Return exactly these lines and no others: the one containing "Transcribe this image's" and all that follow it to the end of the listing below.
..........
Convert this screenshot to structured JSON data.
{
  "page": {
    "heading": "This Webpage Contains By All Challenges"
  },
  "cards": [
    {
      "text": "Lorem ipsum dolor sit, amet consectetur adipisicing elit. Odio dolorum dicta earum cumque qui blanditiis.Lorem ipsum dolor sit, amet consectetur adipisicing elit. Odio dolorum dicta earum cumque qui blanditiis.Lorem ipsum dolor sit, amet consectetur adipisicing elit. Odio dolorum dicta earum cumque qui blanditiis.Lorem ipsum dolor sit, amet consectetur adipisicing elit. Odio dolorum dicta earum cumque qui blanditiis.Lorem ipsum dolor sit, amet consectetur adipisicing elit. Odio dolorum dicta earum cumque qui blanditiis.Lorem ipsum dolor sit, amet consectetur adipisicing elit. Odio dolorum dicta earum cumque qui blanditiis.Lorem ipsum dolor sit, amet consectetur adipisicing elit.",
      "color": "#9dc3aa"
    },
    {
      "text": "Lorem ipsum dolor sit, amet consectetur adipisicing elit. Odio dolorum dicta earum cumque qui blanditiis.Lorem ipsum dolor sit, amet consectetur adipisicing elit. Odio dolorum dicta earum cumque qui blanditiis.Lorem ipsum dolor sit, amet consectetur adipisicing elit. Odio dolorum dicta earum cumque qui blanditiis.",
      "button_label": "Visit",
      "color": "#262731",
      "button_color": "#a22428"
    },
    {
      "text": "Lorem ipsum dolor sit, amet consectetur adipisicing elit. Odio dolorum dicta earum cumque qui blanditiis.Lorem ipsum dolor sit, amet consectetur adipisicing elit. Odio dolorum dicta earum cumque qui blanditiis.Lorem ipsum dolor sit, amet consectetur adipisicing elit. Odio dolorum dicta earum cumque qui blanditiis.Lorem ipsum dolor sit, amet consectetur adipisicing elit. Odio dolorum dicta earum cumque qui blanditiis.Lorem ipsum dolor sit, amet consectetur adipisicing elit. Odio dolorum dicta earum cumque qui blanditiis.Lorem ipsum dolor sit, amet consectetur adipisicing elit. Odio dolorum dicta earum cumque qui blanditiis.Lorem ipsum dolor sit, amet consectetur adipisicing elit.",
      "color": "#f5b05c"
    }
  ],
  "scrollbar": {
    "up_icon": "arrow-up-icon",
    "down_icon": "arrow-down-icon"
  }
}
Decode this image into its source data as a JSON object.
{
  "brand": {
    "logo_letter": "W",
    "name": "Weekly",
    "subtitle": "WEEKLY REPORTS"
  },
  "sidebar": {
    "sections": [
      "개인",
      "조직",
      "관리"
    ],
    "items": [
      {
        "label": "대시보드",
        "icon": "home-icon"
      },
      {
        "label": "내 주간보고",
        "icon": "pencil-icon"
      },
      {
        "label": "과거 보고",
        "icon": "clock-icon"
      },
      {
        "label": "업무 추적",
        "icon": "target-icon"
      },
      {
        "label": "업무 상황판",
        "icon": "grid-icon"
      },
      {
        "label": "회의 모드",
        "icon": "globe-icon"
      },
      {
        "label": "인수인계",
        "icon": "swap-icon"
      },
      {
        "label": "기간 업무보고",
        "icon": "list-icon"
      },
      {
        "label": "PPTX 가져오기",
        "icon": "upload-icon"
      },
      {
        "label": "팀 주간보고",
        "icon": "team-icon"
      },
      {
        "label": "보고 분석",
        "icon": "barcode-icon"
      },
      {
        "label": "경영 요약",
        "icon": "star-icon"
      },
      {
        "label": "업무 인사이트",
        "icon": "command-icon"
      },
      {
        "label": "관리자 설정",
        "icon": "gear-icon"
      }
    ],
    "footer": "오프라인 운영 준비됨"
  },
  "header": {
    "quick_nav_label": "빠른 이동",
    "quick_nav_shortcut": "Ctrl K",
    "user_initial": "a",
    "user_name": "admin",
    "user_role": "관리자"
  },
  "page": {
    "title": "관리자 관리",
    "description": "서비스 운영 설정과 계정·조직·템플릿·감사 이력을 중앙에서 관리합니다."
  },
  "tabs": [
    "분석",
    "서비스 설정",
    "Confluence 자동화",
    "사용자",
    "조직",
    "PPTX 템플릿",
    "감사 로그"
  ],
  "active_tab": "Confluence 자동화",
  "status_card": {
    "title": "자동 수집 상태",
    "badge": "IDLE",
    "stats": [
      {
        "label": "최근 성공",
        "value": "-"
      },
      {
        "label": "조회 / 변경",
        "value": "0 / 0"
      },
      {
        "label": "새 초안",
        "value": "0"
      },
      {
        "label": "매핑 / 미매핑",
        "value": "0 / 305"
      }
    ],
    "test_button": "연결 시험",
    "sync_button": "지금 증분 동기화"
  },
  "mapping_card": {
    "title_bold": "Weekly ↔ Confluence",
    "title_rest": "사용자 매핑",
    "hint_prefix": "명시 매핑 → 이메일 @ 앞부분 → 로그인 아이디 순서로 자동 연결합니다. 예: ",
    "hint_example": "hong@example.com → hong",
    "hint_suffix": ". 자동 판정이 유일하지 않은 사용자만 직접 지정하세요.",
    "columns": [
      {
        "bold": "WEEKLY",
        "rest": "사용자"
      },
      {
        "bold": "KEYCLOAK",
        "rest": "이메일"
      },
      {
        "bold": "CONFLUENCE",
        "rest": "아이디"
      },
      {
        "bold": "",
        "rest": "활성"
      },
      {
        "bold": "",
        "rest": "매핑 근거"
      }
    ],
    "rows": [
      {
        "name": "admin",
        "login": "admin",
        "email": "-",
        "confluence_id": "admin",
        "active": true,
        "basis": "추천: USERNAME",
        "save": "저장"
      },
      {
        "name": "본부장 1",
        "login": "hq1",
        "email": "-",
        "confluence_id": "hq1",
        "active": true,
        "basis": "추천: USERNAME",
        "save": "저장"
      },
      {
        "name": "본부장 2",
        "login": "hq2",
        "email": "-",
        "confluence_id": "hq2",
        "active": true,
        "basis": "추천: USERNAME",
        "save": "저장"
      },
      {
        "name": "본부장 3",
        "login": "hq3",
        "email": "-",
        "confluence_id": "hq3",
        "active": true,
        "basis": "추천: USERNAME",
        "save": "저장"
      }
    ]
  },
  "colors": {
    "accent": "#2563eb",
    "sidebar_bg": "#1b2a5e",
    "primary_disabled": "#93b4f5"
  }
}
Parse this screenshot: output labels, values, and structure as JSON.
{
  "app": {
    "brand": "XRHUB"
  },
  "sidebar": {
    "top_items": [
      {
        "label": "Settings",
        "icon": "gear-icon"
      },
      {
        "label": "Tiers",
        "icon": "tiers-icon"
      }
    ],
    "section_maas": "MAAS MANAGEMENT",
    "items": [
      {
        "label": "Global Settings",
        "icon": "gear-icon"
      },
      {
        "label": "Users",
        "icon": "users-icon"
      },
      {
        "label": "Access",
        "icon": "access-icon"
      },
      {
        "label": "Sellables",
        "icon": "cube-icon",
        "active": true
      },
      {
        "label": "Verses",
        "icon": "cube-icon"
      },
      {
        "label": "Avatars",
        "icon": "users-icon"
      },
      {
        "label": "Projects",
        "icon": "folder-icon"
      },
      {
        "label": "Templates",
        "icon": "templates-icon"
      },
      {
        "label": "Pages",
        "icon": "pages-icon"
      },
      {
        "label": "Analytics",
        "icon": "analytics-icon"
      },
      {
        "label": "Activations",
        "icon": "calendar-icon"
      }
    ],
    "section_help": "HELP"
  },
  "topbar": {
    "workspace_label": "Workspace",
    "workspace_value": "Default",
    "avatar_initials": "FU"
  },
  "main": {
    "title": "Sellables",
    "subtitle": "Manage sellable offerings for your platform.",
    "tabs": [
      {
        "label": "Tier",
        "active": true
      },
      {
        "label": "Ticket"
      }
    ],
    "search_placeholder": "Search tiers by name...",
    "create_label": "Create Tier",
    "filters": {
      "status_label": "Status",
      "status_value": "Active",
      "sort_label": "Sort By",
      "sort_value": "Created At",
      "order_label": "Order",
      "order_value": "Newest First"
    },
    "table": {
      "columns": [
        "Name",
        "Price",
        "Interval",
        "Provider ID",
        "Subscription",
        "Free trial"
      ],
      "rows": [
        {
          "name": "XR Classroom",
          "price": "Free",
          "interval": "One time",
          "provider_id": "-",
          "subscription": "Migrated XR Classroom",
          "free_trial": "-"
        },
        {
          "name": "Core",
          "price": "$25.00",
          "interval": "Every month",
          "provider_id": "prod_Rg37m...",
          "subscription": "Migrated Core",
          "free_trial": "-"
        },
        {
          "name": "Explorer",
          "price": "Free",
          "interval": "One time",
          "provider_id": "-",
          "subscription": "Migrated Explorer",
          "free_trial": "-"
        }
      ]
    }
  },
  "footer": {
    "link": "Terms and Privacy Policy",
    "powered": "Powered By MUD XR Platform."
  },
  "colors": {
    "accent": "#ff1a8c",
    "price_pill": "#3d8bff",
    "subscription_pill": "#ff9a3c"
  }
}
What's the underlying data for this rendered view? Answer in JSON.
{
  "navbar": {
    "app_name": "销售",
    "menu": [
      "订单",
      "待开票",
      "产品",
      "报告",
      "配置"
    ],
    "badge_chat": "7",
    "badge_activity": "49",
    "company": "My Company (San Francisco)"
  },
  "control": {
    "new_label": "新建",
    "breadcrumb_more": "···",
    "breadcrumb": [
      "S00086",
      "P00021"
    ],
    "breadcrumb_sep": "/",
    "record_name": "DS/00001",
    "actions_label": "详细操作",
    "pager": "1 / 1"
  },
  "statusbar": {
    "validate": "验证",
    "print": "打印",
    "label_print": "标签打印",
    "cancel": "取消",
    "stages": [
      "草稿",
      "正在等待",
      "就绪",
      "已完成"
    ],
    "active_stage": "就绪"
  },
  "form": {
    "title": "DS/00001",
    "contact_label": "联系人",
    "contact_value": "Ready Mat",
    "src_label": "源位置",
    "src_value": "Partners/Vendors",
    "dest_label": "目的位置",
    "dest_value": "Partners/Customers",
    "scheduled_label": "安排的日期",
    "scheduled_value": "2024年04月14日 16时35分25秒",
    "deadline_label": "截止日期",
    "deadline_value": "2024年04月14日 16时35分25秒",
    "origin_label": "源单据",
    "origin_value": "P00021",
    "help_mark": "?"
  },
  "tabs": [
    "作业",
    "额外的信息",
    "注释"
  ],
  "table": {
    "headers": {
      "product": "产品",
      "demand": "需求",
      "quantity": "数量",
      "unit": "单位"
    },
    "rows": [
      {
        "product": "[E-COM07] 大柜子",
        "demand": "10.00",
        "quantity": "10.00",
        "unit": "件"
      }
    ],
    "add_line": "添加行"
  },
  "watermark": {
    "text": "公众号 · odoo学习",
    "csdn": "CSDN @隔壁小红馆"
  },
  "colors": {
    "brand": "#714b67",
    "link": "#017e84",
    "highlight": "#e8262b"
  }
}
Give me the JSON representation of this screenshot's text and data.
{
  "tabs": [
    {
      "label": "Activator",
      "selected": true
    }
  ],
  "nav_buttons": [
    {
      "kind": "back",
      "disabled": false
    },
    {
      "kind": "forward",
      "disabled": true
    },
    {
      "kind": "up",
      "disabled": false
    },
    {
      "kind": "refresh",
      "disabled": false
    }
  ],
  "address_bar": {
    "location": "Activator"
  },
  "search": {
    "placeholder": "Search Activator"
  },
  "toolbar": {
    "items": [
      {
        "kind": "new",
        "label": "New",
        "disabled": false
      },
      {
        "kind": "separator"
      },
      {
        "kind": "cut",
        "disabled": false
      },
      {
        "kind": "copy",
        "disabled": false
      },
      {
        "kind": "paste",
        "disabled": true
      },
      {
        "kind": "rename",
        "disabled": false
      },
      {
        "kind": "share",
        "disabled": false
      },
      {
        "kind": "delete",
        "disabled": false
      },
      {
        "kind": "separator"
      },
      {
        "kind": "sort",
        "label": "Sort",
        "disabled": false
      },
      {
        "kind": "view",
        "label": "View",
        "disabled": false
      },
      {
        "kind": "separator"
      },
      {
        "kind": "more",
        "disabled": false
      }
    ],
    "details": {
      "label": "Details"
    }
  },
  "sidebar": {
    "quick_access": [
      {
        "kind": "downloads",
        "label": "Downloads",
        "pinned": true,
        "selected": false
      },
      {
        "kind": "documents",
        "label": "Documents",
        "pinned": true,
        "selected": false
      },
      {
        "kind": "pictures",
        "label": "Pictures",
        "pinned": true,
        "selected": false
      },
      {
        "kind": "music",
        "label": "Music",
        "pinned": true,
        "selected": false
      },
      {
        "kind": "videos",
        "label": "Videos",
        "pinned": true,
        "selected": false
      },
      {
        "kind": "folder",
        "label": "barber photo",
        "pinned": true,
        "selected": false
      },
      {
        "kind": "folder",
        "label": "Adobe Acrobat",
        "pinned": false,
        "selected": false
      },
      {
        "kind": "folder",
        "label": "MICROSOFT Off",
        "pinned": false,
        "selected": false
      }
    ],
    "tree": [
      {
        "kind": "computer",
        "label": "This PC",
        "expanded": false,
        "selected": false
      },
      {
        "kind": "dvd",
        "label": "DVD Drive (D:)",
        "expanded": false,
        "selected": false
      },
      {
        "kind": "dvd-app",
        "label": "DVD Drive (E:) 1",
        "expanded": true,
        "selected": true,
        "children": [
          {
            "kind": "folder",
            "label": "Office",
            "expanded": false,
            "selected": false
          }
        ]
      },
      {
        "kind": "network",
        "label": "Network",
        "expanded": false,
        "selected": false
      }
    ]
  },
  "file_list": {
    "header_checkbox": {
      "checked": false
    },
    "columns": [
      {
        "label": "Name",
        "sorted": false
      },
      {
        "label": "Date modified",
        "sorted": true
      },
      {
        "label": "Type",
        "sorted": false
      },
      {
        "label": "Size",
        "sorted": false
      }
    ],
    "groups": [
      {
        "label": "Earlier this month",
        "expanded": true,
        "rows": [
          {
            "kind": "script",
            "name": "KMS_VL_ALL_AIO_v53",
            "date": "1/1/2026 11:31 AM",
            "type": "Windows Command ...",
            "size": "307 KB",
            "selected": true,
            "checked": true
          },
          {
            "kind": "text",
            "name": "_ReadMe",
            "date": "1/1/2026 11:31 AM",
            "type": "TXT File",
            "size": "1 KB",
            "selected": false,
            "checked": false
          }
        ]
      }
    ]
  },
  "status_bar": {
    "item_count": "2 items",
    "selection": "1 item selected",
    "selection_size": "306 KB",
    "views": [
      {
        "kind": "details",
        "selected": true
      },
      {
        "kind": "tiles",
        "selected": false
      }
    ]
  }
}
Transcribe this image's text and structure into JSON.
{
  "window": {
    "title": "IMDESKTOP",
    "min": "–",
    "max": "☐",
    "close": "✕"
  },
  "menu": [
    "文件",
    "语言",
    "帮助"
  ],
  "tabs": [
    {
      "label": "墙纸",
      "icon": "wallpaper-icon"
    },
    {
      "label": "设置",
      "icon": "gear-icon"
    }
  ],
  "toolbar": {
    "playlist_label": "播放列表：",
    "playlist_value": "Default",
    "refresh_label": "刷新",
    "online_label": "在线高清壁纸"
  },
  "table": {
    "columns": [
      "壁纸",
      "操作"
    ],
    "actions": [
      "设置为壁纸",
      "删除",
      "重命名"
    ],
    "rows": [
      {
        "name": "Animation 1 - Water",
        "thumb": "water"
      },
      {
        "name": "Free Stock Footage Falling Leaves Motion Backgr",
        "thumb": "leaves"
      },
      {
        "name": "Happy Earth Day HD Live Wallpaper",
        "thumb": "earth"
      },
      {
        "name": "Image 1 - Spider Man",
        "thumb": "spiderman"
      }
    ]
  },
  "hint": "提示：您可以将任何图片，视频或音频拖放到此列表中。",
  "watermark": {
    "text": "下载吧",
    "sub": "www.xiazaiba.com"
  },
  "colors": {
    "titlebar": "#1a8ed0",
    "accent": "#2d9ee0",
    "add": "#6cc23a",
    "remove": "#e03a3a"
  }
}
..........
> [Final answer]:
Transcribe this image's text and structure into JSON.
{
  "window": {
    "title": "IMDESKTOP",
    "min": "–",
    "max": "☐",
    "close": "✕"
  },
  "menu": [
    "文件",
    "语言",
    "帮助"
  ],
  "tabs": [
    {
      "label": "墙纸",
      "icon": "wallpaper-icon"
    },
    {
      "label": "设置",
      "icon": "gear-icon"
    }
  ],
  "toolbar": {
    "playlist_label": "播放列表：",
    "playlist_value": "Default",
    "refresh_label": "刷新",
    "online_label": "在线高清壁纸"
  },
  "table": {
    "columns": [
      "壁纸",
      "操作"
    ],
    "actions": [
      "设置为壁纸",
      "删除",
      "重命名"
    ],
    "rows": [
      {
        "name": "Animation 1 - Water",
        "thumb": "water"
      },
      {
        "name": "Free Stock Footage Falling Leaves Motion Backgr",
        "thumb": "leaves"
      },
      {
        "name": "Happy Earth Day HD Live Wallpaper",
        "thumb": "earth"
      },
      {
        "name": "Image 1 - Spider Man",
        "thumb": "spiderman"
      }
    ]
  },
  "hint": "提示：您可以将任何图片，视频或音频拖放到此列表中。",
  "watermark": {
    "text": "下载吧",
    "sub": "www.xiazaiba.com"
  },
  "colors": {
    "titlebar": "#1a8ed0",
    "accent": "#2d9ee0",
    "add": "#6cc23a",
    "remove": "#e03a3a"
  }
}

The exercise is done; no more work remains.